(What you have to do):
The listing beneath should be written out in full, exactly as shown.

*** The data Section Begins ***

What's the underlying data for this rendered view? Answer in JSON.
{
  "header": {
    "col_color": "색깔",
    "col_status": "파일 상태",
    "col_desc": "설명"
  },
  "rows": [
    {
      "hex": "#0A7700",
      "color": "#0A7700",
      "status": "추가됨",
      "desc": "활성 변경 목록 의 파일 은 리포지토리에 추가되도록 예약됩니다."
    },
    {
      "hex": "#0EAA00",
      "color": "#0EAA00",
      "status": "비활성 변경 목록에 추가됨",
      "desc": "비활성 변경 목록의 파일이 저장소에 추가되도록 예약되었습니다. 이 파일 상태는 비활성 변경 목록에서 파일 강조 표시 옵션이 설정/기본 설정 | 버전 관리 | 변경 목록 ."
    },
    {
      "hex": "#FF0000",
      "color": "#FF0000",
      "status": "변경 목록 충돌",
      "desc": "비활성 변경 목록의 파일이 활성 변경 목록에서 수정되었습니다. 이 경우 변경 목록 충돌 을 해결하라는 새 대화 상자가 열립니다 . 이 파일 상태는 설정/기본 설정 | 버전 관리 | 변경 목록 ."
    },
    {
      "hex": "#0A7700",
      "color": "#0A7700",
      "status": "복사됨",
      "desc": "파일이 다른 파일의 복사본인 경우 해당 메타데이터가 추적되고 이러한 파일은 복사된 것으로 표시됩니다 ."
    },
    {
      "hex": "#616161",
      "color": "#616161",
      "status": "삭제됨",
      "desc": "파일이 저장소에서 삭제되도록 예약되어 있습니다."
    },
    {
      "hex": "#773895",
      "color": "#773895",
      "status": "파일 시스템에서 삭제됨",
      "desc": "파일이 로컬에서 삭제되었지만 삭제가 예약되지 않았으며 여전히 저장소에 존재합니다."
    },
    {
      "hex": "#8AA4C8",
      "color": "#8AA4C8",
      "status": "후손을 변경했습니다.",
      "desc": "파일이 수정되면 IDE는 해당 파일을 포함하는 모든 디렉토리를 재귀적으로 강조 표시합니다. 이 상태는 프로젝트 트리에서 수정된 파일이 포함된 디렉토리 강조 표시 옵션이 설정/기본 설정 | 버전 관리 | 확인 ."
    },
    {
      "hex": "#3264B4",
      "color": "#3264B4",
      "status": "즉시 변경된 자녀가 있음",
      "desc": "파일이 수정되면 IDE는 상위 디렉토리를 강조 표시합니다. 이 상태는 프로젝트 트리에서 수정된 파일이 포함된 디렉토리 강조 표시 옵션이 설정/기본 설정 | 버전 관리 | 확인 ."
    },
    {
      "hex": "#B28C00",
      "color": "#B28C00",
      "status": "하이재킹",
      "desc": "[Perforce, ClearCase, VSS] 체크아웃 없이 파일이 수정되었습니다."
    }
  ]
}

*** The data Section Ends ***

(Your solution):
What's the underlying data for this rendered view? Answer in JSON.
{
  "header": {
    "col_color": "색깔",
    "col_status": "파일 상태",
    "col_desc": "설명"
  },
  "rows": [
    {
      "hex": "#0A7700",
      "color": "#0A7700",
      "status": "추가됨",
      "desc": "활성 변경 목록 의 파일 은 리포지토리에 추가되도록 예약됩니다."
    },
    {
      "hex": "#0EAA00",
      "color": "#0EAA00",
      "status": "비활성 변경 목록에 추가됨",
      "desc": "비활성 변경 목록의 파일이 저장소에 추가되도록 예약되었습니다. 이 파일 상태는 비활성 변경 목록에서 파일 강조 표시 옵션이 설정/기본 설정 | 버전 관리 | 변경 목록 ."
    },
    {
      "hex": "#FF0000",
      "color": "#FF0000",
      "status": "변경 목록 충돌",
      "desc": "비활성 변경 목록의 파일이 활성 변경 목록에서 수정되었습니다. 이 경우 변경 목록 충돌 을 해결하라는 새 대화 상자가 열립니다 . 이 파일 상태는 설정/기본 설정 | 버전 관리 | 변경 목록 ."
    },
    {
      "hex": "#0A7700",
      "color": "#0A7700",
      "status": "복사됨",
      "desc": "파일이 다른 파일의 복사본인 경우 해당 메타데이터가 추적되고 이러한 파일은 복사된 것으로 표시됩니다 ."
    },
    {
      "hex": "#616161",
      "color": "#616161",
      "status": "삭제됨",
      "desc": "파일이 저장소에서 삭제되도록 예약되어 있습니다."
    },
    {
      "hex": "#773895",
      "color": "#773895",
      "status": "파일 시스템에서 삭제됨",
      "desc": "파일이 로컬에서 삭제되었지만 삭제가 예약되지 않았으며 여전히 저장소에 존재합니다."
    },
    {
      "hex": "#8AA4C8",
      "color": "#8AA4C8",
      "status": "후손을 변경했습니다.",
      "desc": "파일이 수정되면 IDE는 해당 파일을 포함하는 모든 디렉토리를 재귀적으로 강조 표시합니다. 이 상태는 프로젝트 트리에서 수정된 파일이 포함된 디렉토리 강조 표시 옵션이 설정/기본 설정 | 버전 관리 | 확인 ."
    },
    {
      "hex": "#3264B4",
      "color": "#3264B4",
      "status": "즉시 변경된 자녀가 있음",
      "desc": "파일이 수정되면 IDE는 상위 디렉토리를 강조 표시합니다. 이 상태는 프로젝트 트리에서 수정된 파일이 포함된 디렉토리 강조 표시 옵션이 설정/기본 설정 | 버전 관리 | 확인 ."
    },
    {
      "hex": "#B28C00",
      "color": "#B28C00",
      "status": "하이재킹",
      "desc": "[Perforce, ClearCase, VSS] 체크아웃 없이 파일이 수정되었습니다."
    }
  ]
}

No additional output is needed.